What started as a little documentary grew to be a film that had theatrical distribution potential. I set up some screenings where I worked and invited some local sub-distributors. These people handled the local theatrical bookings for larger national companies. Two or three sub-distributors were interested in, "Nitro" and they in turn brought a national distributor and a fairly large theater chain to see the film.
Sensing the chance at an even better deal we took the picture to Hollywood and did more screenings. The end result was a deal with Cannon Releasing which was about to go big time after it's purchase by the distribution team of Golan and Globus. They paid for a blow-up to 35mm and set-up a national distribution plan. Our idea was to go with a company that had a pipeline that would get the film out in a big way.
In fact, we were successful in that, especially if you look at the grosses of the other theatrically released documentaries. Up until very recent times, in other words, before the Michael Moore type of political release, almost all of the more famous documentaries never grossed more than about $70,000. "Nitro", in 1979, grossed way over a million dollars. So, we really got it out there into the mainstream.
Of course, the film was hardly ever reviewed perceptively. It was a drive-in picture and almost everyone saw it as just a drag race documentary. Which it was. But, if you thought about it for a minute...who in the hell would make a drag race documentary like this? It didn't hype it’s subject, it exposed it as a strange and somewhat hidden subculture; an outlaw sport which neither drag race officialdom nor the reviewers much appreciated. There were a few people who got it. On the high end, it was seen as, "asphalt anthropology" and on the low, "I watched it every night for a year, just ask my wife."
When we made the film it was the time of pioneering, in the independent exploitation film. A few hearty souls were out there trying to make and get distribution for a movie that they had made themselves. Ours was not a film festival discovery. The festivals came after the distribution deal was already made. So it really was, "do it yourself".
Ironically, the movie traced the same tricky trail that small time drag racers traveled. In those early days a guy with a fast car and some talent could go on the road, win a few races, and make a name for himself. It was the same with film making. The odds were long, but if you could get your movie made, you had a shot.
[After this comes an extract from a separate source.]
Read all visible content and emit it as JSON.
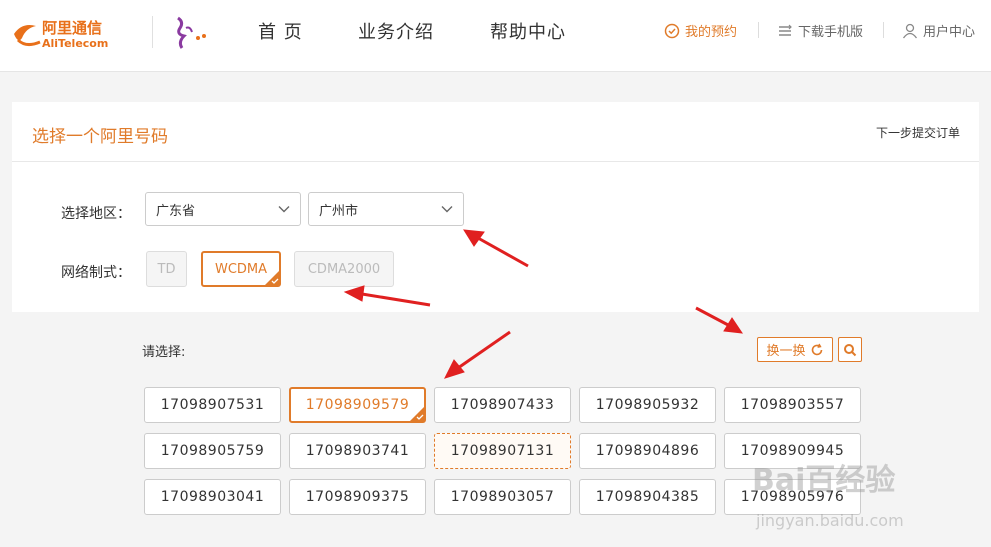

I got my shot and by 1982 I was working for George Lucas on the biggest movies in the world. If I have any regrets it is that I did not stay in directing, trying to perfect my skills.